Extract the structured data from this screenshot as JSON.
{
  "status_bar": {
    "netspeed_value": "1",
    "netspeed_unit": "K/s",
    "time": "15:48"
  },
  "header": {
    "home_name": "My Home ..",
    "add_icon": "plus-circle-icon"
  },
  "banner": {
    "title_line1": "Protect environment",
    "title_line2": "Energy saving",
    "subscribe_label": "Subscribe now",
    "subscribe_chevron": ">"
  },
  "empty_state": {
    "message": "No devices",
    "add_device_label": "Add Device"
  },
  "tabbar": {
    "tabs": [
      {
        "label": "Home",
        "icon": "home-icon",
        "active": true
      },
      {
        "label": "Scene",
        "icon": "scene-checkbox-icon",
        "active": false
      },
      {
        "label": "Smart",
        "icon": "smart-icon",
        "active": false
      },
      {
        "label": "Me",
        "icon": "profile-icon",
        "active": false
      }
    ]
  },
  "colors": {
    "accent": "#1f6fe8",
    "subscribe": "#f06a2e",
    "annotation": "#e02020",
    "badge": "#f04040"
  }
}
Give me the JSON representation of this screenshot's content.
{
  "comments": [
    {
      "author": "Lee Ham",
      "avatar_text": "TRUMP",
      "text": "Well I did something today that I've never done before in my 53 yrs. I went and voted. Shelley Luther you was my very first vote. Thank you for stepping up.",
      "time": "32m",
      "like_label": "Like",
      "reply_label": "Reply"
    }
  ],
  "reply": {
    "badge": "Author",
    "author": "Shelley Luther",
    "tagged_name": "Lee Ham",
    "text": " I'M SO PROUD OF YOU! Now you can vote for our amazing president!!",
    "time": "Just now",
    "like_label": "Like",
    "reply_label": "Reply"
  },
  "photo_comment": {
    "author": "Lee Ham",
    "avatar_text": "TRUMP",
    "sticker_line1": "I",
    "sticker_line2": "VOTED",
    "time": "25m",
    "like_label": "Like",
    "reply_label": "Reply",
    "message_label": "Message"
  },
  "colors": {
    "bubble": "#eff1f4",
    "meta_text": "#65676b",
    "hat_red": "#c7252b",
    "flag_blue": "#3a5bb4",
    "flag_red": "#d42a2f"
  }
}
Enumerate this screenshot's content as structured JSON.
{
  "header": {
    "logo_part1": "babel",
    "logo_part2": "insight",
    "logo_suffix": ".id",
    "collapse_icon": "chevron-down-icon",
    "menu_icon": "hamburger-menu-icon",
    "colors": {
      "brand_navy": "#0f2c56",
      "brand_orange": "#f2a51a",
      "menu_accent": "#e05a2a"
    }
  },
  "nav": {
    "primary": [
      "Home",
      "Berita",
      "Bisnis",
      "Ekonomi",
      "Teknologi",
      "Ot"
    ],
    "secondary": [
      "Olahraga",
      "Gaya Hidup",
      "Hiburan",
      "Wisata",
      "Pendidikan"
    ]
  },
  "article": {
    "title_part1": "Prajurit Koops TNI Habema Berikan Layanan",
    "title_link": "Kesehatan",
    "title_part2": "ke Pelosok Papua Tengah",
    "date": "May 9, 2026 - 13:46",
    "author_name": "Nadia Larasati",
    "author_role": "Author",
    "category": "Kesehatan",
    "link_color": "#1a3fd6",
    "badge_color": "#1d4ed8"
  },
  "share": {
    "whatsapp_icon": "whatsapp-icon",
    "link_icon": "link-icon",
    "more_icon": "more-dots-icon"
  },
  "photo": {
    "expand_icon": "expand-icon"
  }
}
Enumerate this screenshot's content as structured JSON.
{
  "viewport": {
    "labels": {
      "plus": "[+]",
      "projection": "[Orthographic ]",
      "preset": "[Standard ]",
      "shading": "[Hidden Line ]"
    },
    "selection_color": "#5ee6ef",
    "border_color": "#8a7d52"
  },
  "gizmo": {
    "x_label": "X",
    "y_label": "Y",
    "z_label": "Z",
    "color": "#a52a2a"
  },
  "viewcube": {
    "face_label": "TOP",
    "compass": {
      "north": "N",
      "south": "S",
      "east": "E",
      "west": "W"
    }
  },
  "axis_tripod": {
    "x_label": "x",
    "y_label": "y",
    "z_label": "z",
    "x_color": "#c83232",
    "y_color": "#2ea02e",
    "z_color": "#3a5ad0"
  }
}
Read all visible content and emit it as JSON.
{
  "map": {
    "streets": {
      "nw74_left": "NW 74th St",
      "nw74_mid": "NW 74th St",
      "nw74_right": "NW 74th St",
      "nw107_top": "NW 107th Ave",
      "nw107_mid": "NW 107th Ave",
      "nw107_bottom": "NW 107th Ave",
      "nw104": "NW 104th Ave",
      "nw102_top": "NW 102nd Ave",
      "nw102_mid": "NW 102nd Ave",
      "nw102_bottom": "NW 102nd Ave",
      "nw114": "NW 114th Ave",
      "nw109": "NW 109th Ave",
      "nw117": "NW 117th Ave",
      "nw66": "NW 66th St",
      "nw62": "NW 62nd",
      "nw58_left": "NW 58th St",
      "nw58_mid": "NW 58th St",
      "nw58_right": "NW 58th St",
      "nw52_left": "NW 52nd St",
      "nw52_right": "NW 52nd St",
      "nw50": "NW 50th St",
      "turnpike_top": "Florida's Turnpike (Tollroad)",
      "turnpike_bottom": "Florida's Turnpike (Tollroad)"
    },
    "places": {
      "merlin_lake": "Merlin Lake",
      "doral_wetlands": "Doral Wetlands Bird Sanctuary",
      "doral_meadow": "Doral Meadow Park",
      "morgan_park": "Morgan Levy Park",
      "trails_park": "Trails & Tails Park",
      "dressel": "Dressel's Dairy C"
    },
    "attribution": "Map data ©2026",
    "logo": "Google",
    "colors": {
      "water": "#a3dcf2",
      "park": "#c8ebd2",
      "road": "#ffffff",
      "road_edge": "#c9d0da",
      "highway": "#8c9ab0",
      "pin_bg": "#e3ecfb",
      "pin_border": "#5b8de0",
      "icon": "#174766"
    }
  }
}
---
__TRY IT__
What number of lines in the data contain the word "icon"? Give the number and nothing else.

__EXERCISE ANSWER__
12